Break rights are tricky! Even the legal experts will admit that.
These are the top three mistakes we see tenants make when they don’t obtain legal assistance with breaking a lease:
AGREEING TO ONEROUS BREAK CONDITIONS IN THE TENANCY AGREEMENT
To help make the process of operating a break right smooth, it is most helpful to lay the right foundations by agreeing operable and fair terms at the outset when agreeing the terms of your tenancy.
NOT PREPARING AND SERVING THE NOTICE PROPERLY
The terms of the lease must be strictly followed regarding the notice including method of service, the contents & form of the notice and who should be served. However, often the service requirements are not exactly followed or are interpreted incorrectly – there are complex legal rules involved which are often not obvious on the face of the wording in the tenancy agreement.
NOT COMPLYING WITH BREAK CONDITIONS
Conditions are often trickier to successfully operate than they seem on the face of it as implied legal rules apply. Particular red flags are conditions involving the payment rent (and other sums), compliance with lease obligations and the requirement to provide vacant possession. For example, tenants often think that the requirement to pay rent means they only need to pay rent up to break date, however, usually it requires the full quarter to be paid even if the break date falls mid quarter and ‘vacant possession’ has a more complex meaning beyond simply moving people and your belongings out of the premises.
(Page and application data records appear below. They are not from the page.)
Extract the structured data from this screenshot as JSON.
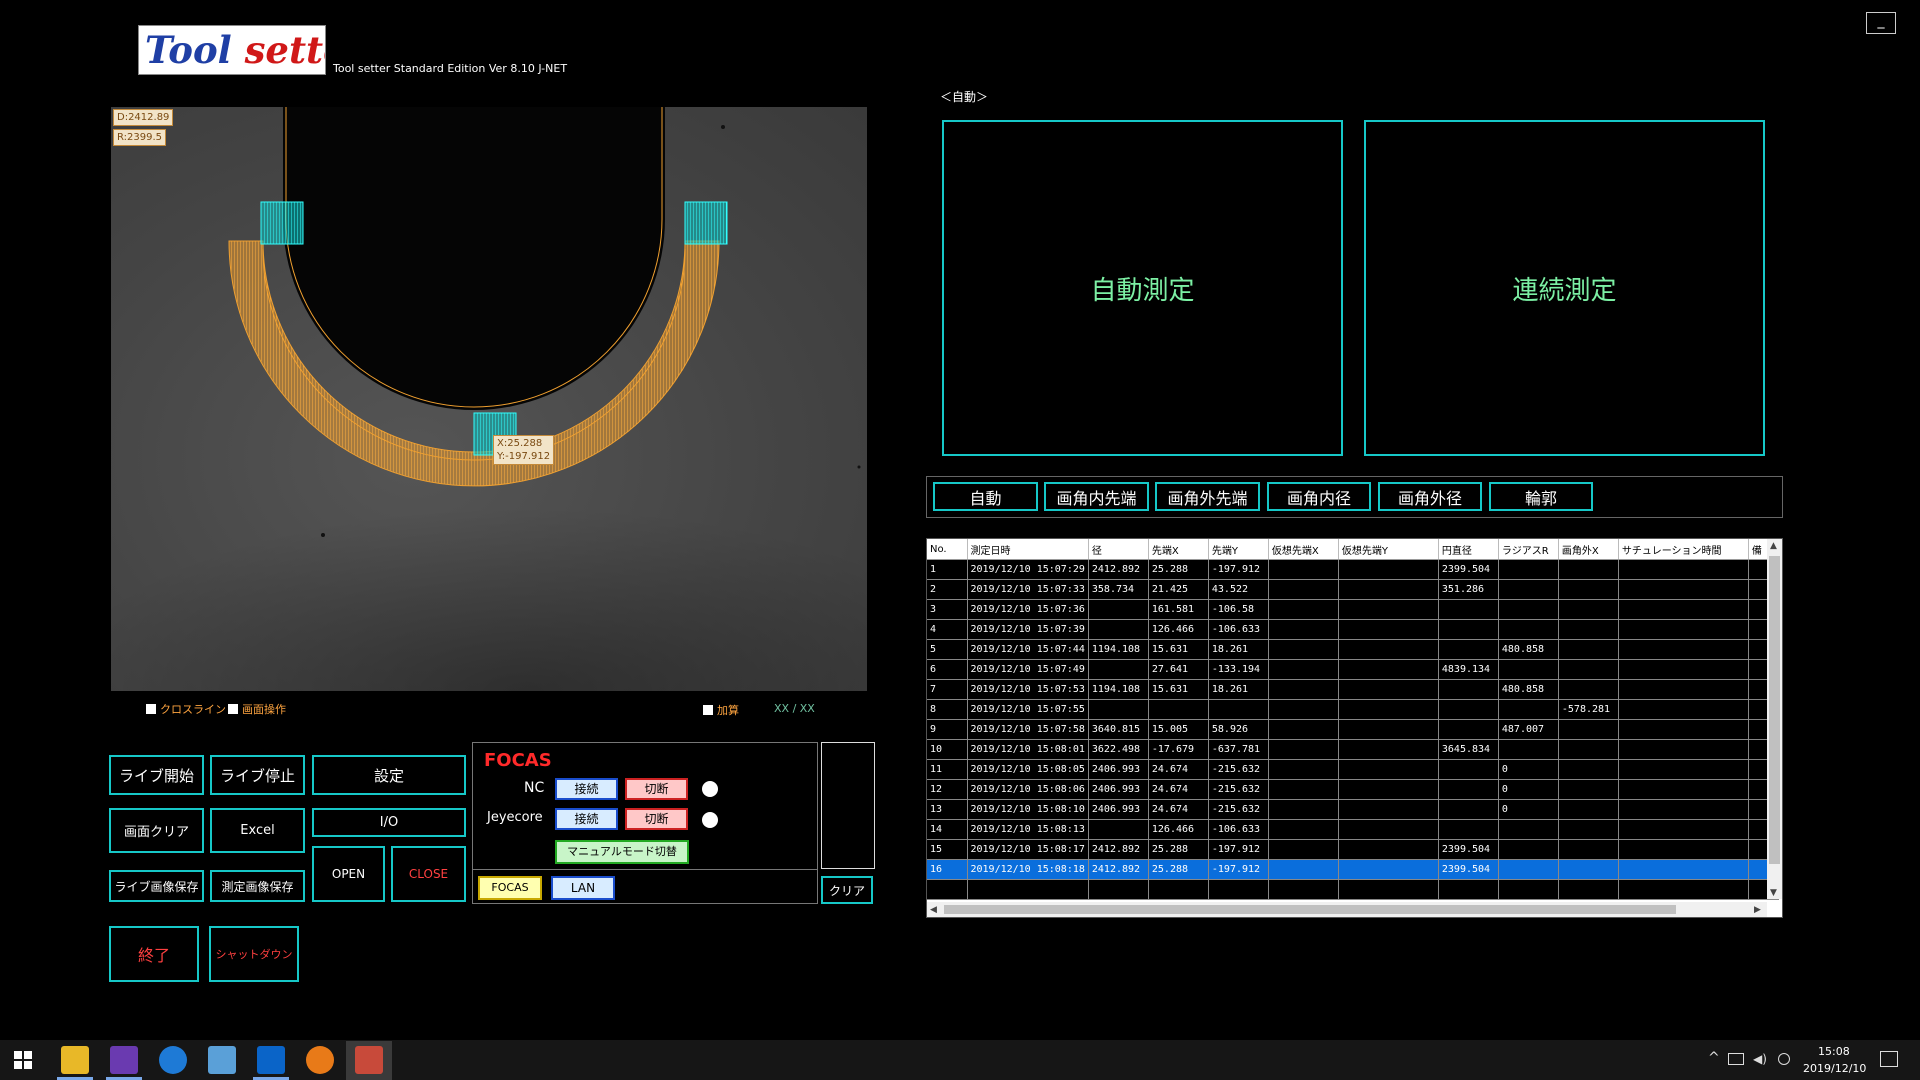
{
  "app": {
    "logo_text_1": "Tool ",
    "logo_text_2": "setter",
    "version": "Tool setter Standard Edition Ver 8.10 J-NET",
    "minimize_glyph": "_"
  },
  "camera": {
    "diameter_label": "D:2412.89",
    "radius_label": "R:2399.5",
    "tip_x_label": "X:25.288",
    "tip_y_label": "Y:-197.912",
    "crossline_label": "クロスライン",
    "screen_op_label": "画面操作",
    "add_label": "加算",
    "xx_readout": "XX  /  XX"
  },
  "controls": {
    "live_start": "ライブ開始",
    "live_stop": "ライブ停止",
    "settings": "設定",
    "screen_clear": "画面クリア",
    "excel": "Excel",
    "io": "I/O",
    "open": "OPEN",
    "close": "CLOSE",
    "save_live_image": "ライブ画像保存",
    "save_meas_image": "測定画像保存",
    "exit": "終了",
    "shutdown": "シャットダウン",
    "clear": "クリア"
  },
  "focas": {
    "title": "FOCAS",
    "nc_label": "NC",
    "jeyecore_label": "Jeyecore",
    "connect": "接続",
    "disconnect": "切断",
    "manual_mode": "マニュアルモード切替",
    "focas_button": "FOCAS",
    "lan_button": "LAN"
  },
  "measure": {
    "mode_label": "＜自動＞",
    "auto_measure": "自動測定",
    "continuous_measure": "連続測定",
    "tabs": [
      "自動",
      "画角内先端",
      "画角外先端",
      "画角内径",
      "画角外径",
      "輪郭"
    ]
  },
  "results": {
    "columns": [
      "No.",
      "測定日時",
      "径",
      "先端X",
      "先端Y",
      "仮想先端X",
      "仮想先端Y",
      "円直径",
      "ラジアスR",
      "画角外X",
      "サチュレーション時間",
      "備"
    ],
    "rows": [
      [
        "1",
        "2019/12/10 15:07:29",
        "2412.892",
        "25.288",
        "-197.912",
        "",
        "",
        "2399.504",
        "",
        "",
        "",
        ""
      ],
      [
        "2",
        "2019/12/10 15:07:33",
        "358.734",
        "21.425",
        "43.522",
        "",
        "",
        "351.286",
        "",
        "",
        "",
        ""
      ],
      [
        "3",
        "2019/12/10 15:07:36",
        "",
        "161.581",
        "-106.58",
        "",
        "",
        "",
        "",
        "",
        "",
        ""
      ],
      [
        "4",
        "2019/12/10 15:07:39",
        "",
        "126.466",
        "-106.633",
        "",
        "",
        "",
        "",
        "",
        "",
        ""
      ],
      [
        "5",
        "2019/12/10 15:07:44",
        "1194.108",
        "15.631",
        "18.261",
        "",
        "",
        "",
        "480.858",
        "",
        "",
        ""
      ],
      [
        "6",
        "2019/12/10 15:07:49",
        "",
        "27.641",
        "-133.194",
        "",
        "",
        "4839.134",
        "",
        "",
        "",
        ""
      ],
      [
        "7",
        "2019/12/10 15:07:53",
        "1194.108",
        "15.631",
        "18.261",
        "",
        "",
        "",
        "480.858",
        "",
        "",
        ""
      ],
      [
        "8",
        "2019/12/10 15:07:55",
        "",
        "",
        "",
        "",
        "",
        "",
        "",
        "-578.281",
        "",
        ""
      ],
      [
        "9",
        "2019/12/10 15:07:58",
        "3640.815",
        "15.005",
        "58.926",
        "",
        "",
        "",
        "487.007",
        "",
        "",
        ""
      ],
      [
        "10",
        "2019/12/10 15:08:01",
        "3622.498",
        "-17.679",
        "-637.781",
        "",
        "",
        "3645.834",
        "",
        "",
        "",
        ""
      ],
      [
        "11",
        "2019/12/10 15:08:05",
        "2406.993",
        "24.674",
        "-215.632",
        "",
        "",
        "",
        "0",
        "",
        "",
        ""
      ],
      [
        "12",
        "2019/12/10 15:08:06",
        "2406.993",
        "24.674",
        "-215.632",
        "",
        "",
        "",
        "0",
        "",
        "",
        ""
      ],
      [
        "13",
        "2019/12/10 15:08:10",
        "2406.993",
        "24.674",
        "-215.632",
        "",
        "",
        "",
        "0",
        "",
        "",
        ""
      ],
      [
        "14",
        "2019/12/10 15:08:13",
        "",
        "126.466",
        "-106.633",
        "",
        "",
        "",
        "",
        "",
        "",
        ""
      ],
      [
        "15",
        "2019/12/10 15:08:17",
        "2412.892",
        "25.288",
        "-197.912",
        "",
        "",
        "2399.504",
        "",
        "",
        "",
        ""
      ],
      [
        "16",
        "2019/12/10 15:08:18",
        "2412.892",
        "25.288",
        "-197.912",
        "",
        "",
        "2399.504",
        "",
        "",
        "",
        ""
      ]
    ],
    "selected_row": 16
  },
  "taskbar": {
    "icons": [
      "windows-start-icon",
      "file-explorer-icon",
      "visual-studio-icon",
      "internet-explorer-icon",
      "network-app-icon",
      "outlook-icon",
      "ha-app-icon",
      "toolsetter-app-icon"
    ],
    "time": "15:08",
    "date": "2019/12/10"
  },
  "colors": {
    "accent_cyan": "#16c8c8",
    "overlay_orange": "#f0a030",
    "green_text": "#7cf0a4",
    "selection_blue": "#0a6edc",
    "focas_red": "#ff2a2a"
  }
}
Unfortunately, even the most diligent tenants who have attempted to comply and follow the requirements but perhaps haven’t sought legal advice when negotiating or exercising the break clause, in order to keep costs down, frustratingly end up in a dispute with their landlord. Often this results in the tenant taking on additional obligations or paying their way out of the lease, which obviously ends up costing more in time and legal fees.
It is not possible to provide a one size fits all approach when providing advice regarding break rights and it is therefore important to seek advice that is bespoke to you at heads of terms stage and when contemplating exercising a break. Our contact details are below if you wish to contact us regarding a break right.
If you have any questions about breaking a lease, please contact Lauren O’Sullivan.